TASK TO CARRY OUT:
The answer must be a single number: the count of lines in the records below that contain the word "счетов".

(Beginning of DATASET RECORDS)

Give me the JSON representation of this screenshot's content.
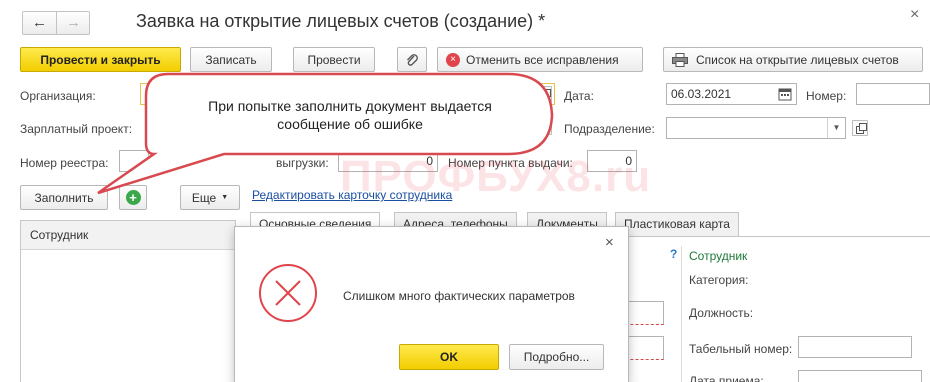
{
  "title": "Заявка на открытие лицевых счетов (создание) *",
  "toolbar": {
    "post_close": "Провести и закрыть",
    "save": "Записать",
    "post": "Провести",
    "cancel_fixes": "Отменить все исправления",
    "list_accounts": "Список на открытие лицевых счетов"
  },
  "form": {
    "org_label": "Организация:",
    "date_label": "Дата:",
    "date_value": "06.03.2021",
    "number_label": "Номер:",
    "salary_label": "Зарплатный проект:",
    "division_label": "Подразделение:",
    "registry_label": "Номер реестра:",
    "upload_label": "выгрузки:",
    "upload_value": "0",
    "point_label": "Номер пункта выдачи:",
    "point_value": "0"
  },
  "actions": {
    "fill": "Заполнить",
    "more": "Еще",
    "edit_link": "Редактировать карточку сотрудника"
  },
  "tabs": [
    "Основные сведения",
    "Адреса, телефоны",
    "Документы",
    "Пластиковая карта"
  ],
  "table": {
    "employee_header": "Сотрудник"
  },
  "right_panel": {
    "help": "?",
    "section": "Сотрудник",
    "category": "Категория:",
    "position": "Должность:",
    "tab_number": "Табельный номер:",
    "hire_date": "Дата приема:"
  },
  "callout": {
    "text": "При попытке заполнить документ выдается сообщение об ошибке"
  },
  "watermark": "ПРОФБУХ8.ru",
  "dialog": {
    "message": "Слишком много фактических параметров",
    "ok": "OK",
    "details": "Подробно..."
  },
  "colors": {
    "accent_yellow": "#f5d200",
    "error_red": "#e0454b",
    "link_blue": "#1a4fa0",
    "section_green": "#1e7a3a",
    "callout_border": "#d84a4f"
  }
}
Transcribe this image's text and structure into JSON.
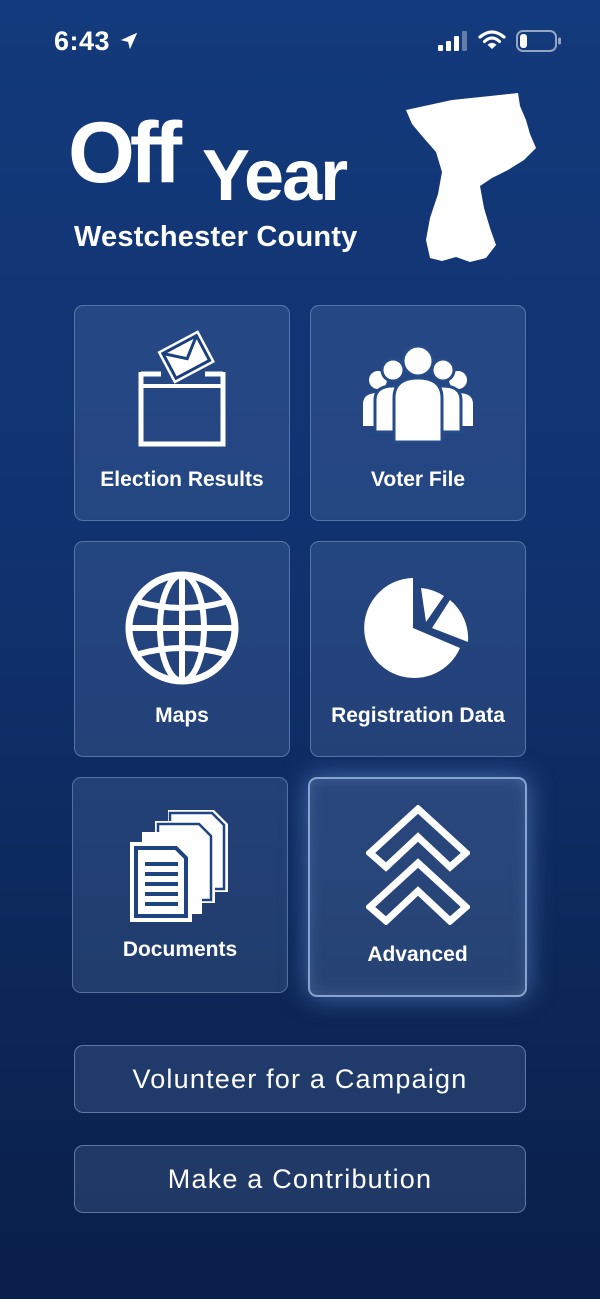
{
  "status_bar": {
    "time": "6:43",
    "icons": [
      "location-arrow-icon",
      "cellular-signal-icon",
      "wifi-icon",
      "battery-icon"
    ]
  },
  "logo": {
    "word_off": "Off",
    "word_year": "Year",
    "county": "Westchester County",
    "map_icon": "westchester-county-map-icon"
  },
  "tiles": [
    {
      "label": "Election Results",
      "icon": "ballot-box-icon"
    },
    {
      "label": "Voter File",
      "icon": "people-group-icon"
    },
    {
      "label": "Maps",
      "icon": "globe-icon"
    },
    {
      "label": "Registration Data",
      "icon": "pie-chart-icon"
    },
    {
      "label": "Documents",
      "icon": "documents-stack-icon"
    },
    {
      "label": "Advanced",
      "icon": "double-chevron-up-icon"
    }
  ],
  "buttons": {
    "volunteer": "Volunteer for a Campaign",
    "contribute": "Make a Contribution"
  },
  "colors": {
    "background_top": "#133a7c",
    "background_bottom": "#0a1f49",
    "text": "#ffffff"
  }
}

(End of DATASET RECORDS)

RESULT OF THIS TASK:
2